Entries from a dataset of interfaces
────

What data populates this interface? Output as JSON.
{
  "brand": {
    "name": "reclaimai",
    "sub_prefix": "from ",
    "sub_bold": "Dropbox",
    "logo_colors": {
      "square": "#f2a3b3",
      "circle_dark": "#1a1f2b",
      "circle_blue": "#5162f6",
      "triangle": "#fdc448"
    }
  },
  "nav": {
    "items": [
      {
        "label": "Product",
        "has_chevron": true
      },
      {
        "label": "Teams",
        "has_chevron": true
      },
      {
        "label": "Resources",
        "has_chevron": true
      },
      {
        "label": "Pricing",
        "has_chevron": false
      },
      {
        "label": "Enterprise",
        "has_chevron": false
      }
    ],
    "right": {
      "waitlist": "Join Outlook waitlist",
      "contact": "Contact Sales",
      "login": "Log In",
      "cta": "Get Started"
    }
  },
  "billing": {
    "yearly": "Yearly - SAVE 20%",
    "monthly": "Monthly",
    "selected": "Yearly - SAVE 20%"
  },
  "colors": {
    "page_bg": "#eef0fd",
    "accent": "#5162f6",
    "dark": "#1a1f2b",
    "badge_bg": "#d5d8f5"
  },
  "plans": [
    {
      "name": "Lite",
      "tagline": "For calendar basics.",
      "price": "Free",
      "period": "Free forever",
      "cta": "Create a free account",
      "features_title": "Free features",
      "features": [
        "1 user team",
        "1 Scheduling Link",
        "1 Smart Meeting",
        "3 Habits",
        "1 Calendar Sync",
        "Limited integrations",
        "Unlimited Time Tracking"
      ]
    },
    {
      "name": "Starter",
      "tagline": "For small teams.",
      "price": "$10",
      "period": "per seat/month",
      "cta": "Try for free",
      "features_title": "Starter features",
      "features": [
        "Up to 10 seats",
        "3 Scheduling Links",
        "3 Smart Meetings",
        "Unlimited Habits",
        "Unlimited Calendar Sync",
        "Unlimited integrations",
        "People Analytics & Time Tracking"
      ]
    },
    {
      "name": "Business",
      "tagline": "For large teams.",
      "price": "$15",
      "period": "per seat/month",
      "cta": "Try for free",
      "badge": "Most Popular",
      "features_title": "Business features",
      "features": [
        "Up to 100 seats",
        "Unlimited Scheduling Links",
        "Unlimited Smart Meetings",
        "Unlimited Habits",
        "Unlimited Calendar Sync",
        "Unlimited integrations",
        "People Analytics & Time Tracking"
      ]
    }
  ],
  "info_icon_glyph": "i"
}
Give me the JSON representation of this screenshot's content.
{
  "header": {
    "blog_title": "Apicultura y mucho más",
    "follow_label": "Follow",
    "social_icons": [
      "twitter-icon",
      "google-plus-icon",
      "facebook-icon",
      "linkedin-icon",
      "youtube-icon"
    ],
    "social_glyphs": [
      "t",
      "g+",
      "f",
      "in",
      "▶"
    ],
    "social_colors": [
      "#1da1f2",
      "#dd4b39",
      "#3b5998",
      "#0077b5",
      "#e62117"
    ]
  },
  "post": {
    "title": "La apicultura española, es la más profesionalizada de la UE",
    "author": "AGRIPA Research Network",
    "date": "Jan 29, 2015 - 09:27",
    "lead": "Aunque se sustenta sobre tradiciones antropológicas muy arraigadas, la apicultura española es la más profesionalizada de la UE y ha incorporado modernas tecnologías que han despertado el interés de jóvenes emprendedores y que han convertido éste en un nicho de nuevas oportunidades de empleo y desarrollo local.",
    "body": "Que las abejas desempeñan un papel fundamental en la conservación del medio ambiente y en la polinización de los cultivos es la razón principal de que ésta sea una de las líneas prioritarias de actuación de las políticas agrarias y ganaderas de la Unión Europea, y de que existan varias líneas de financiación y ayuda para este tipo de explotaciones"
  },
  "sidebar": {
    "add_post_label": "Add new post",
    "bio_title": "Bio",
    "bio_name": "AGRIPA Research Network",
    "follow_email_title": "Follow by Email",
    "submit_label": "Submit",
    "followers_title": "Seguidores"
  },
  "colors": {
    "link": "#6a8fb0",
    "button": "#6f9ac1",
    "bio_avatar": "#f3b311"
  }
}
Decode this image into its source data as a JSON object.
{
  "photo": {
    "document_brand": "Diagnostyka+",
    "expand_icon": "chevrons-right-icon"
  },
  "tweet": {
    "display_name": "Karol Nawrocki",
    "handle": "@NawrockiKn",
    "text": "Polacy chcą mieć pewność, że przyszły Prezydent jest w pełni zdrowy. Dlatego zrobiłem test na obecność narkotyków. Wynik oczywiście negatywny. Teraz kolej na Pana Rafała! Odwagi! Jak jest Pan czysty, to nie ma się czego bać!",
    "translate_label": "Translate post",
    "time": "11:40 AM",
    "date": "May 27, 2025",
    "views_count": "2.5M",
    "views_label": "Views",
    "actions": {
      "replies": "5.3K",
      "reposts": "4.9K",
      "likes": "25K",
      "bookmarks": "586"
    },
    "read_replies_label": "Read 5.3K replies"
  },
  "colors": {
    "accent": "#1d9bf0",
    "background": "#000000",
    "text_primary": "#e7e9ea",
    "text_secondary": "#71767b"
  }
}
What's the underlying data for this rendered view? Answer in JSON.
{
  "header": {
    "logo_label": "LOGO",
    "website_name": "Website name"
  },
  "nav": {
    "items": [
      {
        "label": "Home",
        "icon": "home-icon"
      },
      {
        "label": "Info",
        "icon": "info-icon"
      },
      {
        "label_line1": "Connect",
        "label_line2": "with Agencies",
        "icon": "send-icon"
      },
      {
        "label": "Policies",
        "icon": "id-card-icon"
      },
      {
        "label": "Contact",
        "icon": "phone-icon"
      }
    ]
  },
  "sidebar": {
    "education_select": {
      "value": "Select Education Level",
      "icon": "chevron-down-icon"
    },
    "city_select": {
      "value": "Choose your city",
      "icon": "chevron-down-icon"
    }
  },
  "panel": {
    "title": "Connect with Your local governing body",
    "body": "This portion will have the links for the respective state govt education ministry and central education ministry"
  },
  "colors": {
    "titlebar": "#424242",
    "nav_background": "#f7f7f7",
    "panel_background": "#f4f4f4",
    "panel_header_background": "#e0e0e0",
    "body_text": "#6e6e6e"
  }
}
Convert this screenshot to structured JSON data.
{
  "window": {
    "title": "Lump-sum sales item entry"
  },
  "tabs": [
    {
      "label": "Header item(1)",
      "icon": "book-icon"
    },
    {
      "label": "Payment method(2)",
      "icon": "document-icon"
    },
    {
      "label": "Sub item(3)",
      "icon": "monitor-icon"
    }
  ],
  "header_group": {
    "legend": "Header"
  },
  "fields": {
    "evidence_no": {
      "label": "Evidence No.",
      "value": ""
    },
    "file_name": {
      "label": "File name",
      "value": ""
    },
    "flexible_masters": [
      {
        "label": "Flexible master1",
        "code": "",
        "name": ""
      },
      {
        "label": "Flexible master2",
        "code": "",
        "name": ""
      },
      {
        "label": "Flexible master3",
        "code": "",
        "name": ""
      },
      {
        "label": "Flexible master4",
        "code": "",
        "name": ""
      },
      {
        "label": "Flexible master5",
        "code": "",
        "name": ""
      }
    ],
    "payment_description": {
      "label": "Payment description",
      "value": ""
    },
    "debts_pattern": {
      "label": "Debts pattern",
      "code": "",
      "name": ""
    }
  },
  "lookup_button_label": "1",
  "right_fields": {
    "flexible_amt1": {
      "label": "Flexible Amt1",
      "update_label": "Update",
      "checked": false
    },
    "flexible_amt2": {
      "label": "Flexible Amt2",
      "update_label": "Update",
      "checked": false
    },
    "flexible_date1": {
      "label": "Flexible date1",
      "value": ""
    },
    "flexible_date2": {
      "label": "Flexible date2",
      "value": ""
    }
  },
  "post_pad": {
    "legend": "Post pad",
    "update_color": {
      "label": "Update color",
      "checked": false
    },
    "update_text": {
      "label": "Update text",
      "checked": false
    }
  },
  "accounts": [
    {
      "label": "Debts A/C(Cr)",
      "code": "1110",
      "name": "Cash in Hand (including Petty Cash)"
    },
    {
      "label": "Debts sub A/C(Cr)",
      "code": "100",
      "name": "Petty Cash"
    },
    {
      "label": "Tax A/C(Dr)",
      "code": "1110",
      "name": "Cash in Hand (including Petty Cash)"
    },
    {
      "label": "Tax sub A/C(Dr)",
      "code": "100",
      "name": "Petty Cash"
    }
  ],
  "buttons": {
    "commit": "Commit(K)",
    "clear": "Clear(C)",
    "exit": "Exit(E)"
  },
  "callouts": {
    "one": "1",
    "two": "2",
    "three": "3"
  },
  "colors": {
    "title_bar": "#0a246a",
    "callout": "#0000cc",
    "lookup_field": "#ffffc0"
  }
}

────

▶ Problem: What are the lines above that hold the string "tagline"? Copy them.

▶ Expected answer:
      "tagline": "For calendar basics.",
      "tagline": "For small teams.",
      "tagline": "For large teams.",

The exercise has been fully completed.